The new federal tax law will reduce the taxes paid by the Bay State’s top 1 percent of income earners by more than $2.96 billion in 2019, according to the Massachusetts Budget and Policy Center, which is also cautioning of a “gradual erosion” in value of the Earned Income Tax Credit and predicting a one-time temporary spike in capital gains tax revenue.
MassBudget was one of 17 groups with representatives slated to testify at a Revenue Committee hearing Tuesday. Committee co-chairs Rep. Jay Kaufman and Sen. Michael Brady called the hearing to gather information on how the new tax law will affect Massachusetts government, residents and municipalities and learn about ways the state might respond.
The left-leaning MassBudget was using its testimony to plug a constitutional amendment leveling a 4 percent income surtax on households with income of $1 million or more per year.
“If the people of Massachusetts determine that $2.96 billion could be better spent on investments in education and transportation, which could make our economy more productive and expand opportunity for our young people, the state could adjust our tax code in ways that would effectively redirect a portion of that $2.96 billion to those higher priority areas,” MassBudget’s Phineas Baxandall wrote in an analysis of the tax changes. “That could be done by raising state income taxes for our highest-income taxpayers, who will be receiving large federal income tax cuts and benefitting from large federal corporate tax cuts.”
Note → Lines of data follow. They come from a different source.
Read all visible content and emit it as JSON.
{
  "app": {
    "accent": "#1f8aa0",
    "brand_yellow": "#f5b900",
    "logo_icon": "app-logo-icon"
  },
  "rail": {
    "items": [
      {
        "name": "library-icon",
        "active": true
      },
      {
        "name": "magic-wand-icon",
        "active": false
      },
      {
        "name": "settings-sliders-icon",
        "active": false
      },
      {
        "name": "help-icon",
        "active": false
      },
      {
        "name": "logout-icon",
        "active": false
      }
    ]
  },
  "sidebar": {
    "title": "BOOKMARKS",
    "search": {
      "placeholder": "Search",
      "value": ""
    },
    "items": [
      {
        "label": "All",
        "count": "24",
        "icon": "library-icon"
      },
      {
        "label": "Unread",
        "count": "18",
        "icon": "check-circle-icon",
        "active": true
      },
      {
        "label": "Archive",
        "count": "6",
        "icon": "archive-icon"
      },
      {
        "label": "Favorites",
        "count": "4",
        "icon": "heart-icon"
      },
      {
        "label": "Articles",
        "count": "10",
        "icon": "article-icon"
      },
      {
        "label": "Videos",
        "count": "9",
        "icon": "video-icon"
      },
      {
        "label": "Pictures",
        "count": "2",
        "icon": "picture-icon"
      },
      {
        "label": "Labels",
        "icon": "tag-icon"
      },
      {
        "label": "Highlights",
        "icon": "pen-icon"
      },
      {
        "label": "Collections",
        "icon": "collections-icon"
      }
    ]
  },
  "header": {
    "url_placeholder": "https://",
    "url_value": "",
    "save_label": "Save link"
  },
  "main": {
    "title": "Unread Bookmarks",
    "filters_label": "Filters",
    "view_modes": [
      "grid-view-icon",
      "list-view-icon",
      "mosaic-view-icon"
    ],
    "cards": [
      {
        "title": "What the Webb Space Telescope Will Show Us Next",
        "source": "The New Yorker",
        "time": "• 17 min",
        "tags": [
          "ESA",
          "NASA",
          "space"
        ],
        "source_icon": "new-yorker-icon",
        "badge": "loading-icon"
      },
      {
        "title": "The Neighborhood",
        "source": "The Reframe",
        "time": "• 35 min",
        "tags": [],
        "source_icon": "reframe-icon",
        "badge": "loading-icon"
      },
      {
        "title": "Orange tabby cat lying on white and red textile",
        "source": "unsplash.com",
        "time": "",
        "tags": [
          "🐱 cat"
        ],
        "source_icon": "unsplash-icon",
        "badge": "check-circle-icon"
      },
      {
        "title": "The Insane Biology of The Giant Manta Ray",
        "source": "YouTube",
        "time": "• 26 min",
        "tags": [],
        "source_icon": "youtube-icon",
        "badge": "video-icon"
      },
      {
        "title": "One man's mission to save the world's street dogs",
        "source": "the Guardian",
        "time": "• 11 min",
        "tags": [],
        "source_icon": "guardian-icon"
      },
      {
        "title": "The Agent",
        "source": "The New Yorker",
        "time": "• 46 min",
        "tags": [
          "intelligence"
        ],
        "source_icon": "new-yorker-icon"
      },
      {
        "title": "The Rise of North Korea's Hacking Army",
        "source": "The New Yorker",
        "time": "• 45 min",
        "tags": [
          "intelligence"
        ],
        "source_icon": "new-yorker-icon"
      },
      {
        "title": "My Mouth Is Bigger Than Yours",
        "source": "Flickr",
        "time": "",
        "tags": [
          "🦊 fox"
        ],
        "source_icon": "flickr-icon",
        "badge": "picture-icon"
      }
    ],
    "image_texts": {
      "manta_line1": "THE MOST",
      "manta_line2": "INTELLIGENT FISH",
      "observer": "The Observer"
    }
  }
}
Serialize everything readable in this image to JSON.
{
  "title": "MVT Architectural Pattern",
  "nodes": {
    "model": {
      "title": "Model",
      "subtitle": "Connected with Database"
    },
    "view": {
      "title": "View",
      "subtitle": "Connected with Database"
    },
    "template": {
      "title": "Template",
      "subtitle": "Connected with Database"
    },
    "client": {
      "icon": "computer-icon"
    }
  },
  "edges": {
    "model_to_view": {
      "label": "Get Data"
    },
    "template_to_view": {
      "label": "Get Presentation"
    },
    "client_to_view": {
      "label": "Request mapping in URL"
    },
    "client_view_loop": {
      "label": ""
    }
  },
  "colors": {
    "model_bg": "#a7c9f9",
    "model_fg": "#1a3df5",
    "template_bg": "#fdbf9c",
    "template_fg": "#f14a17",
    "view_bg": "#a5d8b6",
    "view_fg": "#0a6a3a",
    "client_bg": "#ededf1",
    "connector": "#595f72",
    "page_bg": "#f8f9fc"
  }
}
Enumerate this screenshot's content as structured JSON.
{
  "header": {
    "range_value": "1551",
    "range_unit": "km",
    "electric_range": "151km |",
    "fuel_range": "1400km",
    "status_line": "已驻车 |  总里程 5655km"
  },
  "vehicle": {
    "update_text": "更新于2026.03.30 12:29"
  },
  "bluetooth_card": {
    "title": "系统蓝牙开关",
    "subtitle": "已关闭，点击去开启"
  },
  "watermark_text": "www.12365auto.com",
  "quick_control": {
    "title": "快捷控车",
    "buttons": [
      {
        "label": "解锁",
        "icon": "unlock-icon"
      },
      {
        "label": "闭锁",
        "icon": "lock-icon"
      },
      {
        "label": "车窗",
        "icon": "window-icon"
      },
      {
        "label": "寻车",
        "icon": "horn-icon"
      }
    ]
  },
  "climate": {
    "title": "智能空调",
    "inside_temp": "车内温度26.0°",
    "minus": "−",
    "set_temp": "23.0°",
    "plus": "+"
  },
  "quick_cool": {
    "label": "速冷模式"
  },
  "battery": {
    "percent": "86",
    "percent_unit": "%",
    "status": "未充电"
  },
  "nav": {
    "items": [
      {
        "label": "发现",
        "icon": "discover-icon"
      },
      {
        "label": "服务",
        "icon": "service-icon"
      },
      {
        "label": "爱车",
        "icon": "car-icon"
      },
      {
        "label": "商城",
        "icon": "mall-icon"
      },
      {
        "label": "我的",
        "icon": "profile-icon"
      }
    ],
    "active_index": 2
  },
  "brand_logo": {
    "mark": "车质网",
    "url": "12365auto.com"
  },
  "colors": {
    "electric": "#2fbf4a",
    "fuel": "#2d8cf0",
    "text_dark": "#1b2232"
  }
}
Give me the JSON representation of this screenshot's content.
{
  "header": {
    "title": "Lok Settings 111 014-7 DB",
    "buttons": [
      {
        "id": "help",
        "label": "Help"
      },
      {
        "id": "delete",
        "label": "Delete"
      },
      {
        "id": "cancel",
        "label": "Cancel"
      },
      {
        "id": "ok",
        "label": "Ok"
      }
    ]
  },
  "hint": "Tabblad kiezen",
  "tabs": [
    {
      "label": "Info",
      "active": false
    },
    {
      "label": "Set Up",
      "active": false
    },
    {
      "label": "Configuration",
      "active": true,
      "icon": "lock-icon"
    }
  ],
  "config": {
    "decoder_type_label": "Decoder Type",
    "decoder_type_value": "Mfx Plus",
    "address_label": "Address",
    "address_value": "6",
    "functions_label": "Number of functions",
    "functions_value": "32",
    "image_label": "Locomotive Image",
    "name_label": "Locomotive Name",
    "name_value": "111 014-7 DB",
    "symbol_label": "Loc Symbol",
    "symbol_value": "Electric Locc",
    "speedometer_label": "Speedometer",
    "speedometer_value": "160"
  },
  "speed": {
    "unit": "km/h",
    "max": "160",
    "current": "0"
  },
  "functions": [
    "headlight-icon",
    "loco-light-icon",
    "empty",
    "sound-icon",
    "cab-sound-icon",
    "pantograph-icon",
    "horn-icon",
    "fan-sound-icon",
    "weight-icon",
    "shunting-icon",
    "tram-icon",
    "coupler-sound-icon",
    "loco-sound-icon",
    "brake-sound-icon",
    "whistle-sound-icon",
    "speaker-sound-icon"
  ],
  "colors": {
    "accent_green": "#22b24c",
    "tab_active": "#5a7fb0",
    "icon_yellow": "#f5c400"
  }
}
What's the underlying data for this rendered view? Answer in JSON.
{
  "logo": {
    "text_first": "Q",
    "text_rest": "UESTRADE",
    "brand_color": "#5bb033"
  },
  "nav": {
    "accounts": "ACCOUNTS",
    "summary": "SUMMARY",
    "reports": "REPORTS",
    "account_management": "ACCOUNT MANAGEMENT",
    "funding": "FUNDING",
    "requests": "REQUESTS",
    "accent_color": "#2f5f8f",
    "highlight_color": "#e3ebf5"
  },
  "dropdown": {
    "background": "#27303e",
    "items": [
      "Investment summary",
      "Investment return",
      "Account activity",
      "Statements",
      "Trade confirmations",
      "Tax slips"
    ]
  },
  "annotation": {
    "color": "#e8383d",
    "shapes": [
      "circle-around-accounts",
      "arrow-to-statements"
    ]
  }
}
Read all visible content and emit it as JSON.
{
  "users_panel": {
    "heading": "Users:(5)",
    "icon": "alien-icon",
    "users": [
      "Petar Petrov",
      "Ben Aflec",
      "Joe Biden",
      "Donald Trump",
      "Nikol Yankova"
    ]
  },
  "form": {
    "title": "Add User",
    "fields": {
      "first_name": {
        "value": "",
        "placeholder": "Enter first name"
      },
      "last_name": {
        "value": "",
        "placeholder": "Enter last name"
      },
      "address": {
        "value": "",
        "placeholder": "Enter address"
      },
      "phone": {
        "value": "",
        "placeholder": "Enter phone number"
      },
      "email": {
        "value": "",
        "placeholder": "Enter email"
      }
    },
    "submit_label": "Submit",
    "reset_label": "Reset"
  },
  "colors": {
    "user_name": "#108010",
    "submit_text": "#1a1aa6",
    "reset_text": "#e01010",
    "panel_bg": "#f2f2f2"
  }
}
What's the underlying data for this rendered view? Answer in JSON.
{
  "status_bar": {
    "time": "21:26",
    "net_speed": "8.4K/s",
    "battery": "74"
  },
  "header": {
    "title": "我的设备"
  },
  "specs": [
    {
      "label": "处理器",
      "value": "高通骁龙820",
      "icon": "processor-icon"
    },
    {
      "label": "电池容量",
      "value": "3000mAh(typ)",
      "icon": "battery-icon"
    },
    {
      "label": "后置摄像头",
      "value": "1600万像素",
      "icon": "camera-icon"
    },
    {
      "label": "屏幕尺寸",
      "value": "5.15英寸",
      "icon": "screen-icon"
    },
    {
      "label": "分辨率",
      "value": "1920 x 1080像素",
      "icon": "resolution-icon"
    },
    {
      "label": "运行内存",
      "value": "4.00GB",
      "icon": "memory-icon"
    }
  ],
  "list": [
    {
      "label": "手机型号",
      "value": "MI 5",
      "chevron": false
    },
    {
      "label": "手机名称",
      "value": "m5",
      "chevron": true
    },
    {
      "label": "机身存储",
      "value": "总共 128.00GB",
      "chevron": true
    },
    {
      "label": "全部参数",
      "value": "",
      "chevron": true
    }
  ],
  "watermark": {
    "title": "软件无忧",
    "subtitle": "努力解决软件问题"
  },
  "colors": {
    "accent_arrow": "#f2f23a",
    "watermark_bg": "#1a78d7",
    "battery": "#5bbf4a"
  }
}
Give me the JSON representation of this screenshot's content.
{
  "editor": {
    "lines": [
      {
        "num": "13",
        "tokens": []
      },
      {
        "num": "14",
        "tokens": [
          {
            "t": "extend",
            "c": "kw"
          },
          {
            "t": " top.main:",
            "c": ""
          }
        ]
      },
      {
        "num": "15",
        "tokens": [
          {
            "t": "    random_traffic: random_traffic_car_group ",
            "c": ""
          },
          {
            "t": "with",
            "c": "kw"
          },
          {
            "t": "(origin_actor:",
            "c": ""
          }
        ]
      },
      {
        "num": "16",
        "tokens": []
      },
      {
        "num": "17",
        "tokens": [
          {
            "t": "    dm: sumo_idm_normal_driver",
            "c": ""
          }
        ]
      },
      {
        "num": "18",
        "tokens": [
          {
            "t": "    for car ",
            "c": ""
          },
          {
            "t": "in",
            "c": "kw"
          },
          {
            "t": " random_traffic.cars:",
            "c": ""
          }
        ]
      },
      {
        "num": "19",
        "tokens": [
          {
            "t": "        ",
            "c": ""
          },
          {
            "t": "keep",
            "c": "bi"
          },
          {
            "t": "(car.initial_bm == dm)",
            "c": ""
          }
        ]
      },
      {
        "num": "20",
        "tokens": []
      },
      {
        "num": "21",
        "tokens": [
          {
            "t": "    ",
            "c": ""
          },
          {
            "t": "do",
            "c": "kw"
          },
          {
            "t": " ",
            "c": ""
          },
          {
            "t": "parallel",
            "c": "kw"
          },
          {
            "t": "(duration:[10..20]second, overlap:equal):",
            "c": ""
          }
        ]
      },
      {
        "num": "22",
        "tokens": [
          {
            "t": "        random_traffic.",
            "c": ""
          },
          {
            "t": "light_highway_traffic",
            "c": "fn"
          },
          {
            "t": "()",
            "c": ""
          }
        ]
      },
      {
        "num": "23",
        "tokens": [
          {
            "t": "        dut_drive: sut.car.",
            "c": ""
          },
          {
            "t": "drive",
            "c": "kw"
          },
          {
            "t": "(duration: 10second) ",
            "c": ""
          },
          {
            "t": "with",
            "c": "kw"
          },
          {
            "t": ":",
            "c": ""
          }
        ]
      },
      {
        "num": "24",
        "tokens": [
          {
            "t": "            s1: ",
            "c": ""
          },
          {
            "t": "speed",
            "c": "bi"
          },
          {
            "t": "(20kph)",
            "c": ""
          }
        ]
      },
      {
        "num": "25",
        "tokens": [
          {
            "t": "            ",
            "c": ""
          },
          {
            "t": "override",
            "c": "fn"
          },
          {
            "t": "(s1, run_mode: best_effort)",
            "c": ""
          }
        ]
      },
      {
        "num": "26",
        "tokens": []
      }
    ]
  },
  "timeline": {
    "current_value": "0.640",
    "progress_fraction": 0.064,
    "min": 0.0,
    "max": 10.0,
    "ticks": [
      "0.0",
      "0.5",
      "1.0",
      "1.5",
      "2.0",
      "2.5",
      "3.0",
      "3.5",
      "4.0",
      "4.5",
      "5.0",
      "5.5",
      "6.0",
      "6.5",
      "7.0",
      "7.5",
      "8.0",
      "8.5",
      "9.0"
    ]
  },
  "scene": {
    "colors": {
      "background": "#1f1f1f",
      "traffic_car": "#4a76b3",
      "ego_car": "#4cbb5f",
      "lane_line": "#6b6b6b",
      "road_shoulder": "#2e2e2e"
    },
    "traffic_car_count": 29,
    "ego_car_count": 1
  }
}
The average cut for the highest-income 1 percent of Massachusetts tax filers will be $84,720 in 2019, while the middle 20 percent of filers will see an average cut of $1,090 and the bottom 20 percent will receive a cut of $90, MassBudget said.